• **About this exercise**
Every line with the string "null" should be copied from the data.

• **Given data**
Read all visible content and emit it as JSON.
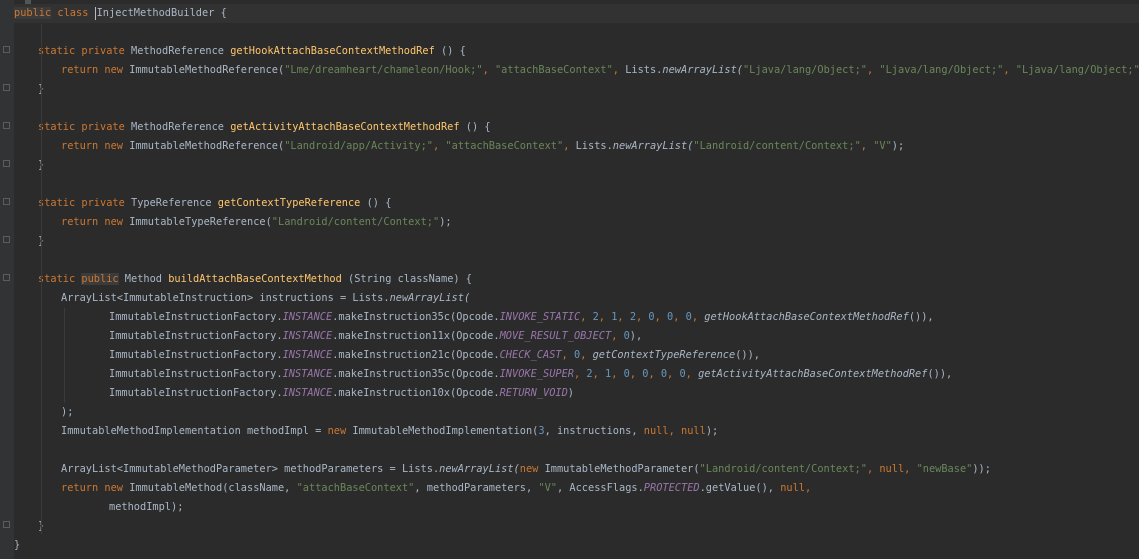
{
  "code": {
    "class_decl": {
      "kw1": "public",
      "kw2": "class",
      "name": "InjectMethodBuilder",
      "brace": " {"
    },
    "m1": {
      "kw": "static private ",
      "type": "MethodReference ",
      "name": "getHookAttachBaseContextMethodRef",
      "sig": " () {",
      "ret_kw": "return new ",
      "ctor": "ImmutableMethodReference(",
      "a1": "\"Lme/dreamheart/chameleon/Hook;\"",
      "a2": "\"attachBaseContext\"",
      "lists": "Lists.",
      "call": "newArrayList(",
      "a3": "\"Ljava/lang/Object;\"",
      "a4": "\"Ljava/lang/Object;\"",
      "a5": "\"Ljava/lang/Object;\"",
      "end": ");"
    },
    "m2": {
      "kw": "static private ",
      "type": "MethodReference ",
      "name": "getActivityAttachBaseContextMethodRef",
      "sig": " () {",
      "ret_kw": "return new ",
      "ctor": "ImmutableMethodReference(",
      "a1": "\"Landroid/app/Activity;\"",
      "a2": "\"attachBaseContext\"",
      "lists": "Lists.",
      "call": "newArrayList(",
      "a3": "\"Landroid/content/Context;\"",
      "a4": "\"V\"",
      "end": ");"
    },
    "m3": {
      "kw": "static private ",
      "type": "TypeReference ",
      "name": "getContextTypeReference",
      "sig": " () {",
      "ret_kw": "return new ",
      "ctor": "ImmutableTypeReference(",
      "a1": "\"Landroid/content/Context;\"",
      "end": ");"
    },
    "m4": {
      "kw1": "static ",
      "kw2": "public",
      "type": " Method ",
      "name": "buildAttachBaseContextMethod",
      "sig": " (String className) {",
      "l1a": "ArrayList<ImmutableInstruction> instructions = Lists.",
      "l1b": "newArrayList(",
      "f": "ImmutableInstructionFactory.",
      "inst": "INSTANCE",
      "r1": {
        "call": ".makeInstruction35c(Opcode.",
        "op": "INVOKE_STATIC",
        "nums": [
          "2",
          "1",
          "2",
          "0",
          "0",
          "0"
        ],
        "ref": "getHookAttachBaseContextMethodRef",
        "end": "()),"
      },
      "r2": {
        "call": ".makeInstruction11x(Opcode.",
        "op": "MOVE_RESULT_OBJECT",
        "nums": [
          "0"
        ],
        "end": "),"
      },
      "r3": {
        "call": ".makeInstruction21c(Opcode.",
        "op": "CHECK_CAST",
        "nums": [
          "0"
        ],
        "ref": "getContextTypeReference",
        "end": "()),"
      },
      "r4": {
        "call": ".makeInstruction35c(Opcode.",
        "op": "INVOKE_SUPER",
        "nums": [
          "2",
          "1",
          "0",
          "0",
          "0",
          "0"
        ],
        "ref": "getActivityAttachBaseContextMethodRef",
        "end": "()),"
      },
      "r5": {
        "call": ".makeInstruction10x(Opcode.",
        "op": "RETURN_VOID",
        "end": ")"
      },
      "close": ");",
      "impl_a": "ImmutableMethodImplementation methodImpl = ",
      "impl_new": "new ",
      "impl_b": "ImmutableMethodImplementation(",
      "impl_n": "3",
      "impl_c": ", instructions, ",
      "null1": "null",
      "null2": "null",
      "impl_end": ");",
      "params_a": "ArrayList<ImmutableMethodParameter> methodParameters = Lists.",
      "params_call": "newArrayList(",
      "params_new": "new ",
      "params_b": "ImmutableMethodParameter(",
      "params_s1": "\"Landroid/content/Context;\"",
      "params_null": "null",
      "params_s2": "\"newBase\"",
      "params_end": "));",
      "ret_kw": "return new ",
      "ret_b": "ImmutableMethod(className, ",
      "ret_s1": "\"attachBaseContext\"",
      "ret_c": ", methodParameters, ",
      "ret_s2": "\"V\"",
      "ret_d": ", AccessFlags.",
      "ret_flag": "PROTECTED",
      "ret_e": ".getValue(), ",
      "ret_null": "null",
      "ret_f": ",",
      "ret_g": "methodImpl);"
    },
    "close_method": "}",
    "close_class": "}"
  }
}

• **Solved problem**
      "null1": "null",
      "null2": "null",
      "params_null": "null",
      "ret_null": "null",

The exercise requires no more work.